Scand J Immunol. 2011 May;73(5):428-35. doi: 10.1111/j.1365-3083.2011.02523.x.


The innate immune system plays an important role as a first response to tissue injury. This first response is carried out via germline-encoded receptors. They can recognize exogenous Pathogen-Associated Molecular Patterns and endogenous Dangers-Associated Molecular Patterns. The Toll-Like Receptor (TLR) family is well-studied, but more recently another family in the cytoplasmic compartment, called nod-like receptor (NLR), was discovered. In addition to being present in inflammatory cells, these receptors are widely distributed in various cell types, including renal tissue, where these receptors have an important role in triggering the inflammatory response during renal diseases. This review summarizes the present data regarding the role of TLRs and NLRs in the course and development of various kidney pathologies.

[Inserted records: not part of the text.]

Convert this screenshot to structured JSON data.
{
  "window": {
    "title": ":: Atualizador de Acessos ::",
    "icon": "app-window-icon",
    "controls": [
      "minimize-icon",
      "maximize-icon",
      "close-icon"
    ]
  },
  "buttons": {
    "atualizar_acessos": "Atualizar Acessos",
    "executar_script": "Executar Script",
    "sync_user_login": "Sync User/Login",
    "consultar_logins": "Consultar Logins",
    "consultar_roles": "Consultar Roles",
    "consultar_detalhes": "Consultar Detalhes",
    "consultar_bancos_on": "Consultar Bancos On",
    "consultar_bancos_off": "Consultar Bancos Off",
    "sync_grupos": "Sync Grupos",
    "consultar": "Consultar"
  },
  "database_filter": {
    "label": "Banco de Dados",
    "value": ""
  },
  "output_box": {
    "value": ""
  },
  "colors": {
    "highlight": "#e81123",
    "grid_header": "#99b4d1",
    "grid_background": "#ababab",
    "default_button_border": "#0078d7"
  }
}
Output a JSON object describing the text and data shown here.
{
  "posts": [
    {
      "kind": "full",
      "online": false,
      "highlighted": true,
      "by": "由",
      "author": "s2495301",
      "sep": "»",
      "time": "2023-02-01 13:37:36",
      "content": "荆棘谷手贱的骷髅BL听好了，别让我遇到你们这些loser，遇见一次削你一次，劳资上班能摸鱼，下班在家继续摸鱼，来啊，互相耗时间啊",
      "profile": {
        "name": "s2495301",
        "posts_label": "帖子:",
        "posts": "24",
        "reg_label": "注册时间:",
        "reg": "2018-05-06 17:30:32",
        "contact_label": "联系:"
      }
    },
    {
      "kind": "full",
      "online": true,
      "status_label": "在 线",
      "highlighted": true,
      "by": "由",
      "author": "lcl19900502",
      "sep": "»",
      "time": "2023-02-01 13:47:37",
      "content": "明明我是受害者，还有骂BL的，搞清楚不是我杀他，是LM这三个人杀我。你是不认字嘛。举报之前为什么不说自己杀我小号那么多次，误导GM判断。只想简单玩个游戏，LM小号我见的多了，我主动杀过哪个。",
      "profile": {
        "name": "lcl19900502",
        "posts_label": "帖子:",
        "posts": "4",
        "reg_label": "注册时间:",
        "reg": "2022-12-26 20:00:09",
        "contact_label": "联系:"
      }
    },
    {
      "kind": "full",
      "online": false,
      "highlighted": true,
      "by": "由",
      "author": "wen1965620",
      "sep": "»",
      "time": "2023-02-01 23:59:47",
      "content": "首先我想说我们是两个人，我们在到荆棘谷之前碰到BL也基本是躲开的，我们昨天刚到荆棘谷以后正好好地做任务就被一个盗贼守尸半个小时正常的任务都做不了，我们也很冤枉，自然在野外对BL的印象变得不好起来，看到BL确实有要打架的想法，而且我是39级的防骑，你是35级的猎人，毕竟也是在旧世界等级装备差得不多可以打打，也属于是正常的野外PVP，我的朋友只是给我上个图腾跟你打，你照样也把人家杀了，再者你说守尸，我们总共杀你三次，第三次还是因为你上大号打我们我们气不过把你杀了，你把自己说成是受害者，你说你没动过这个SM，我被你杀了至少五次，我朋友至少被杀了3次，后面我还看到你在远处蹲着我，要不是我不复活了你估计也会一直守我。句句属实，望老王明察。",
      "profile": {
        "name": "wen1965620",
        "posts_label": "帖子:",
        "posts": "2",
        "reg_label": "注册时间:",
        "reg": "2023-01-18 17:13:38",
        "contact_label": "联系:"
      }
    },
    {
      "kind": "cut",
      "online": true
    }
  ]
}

Publication types

  • Research Support, Non-U.S. Gov't
  • Review

MeSH terms

  • Adaptor Proteins, Signal Transducing / immunology*
  • Animals
  • Humans
  • Immunity, Innate / immunology
  • Kidney Diseases / immunology*
  • Toll-Like Receptors / immunology*


  • Adaptor Proteins, Signal Transducing
  • Toll-Like Receptors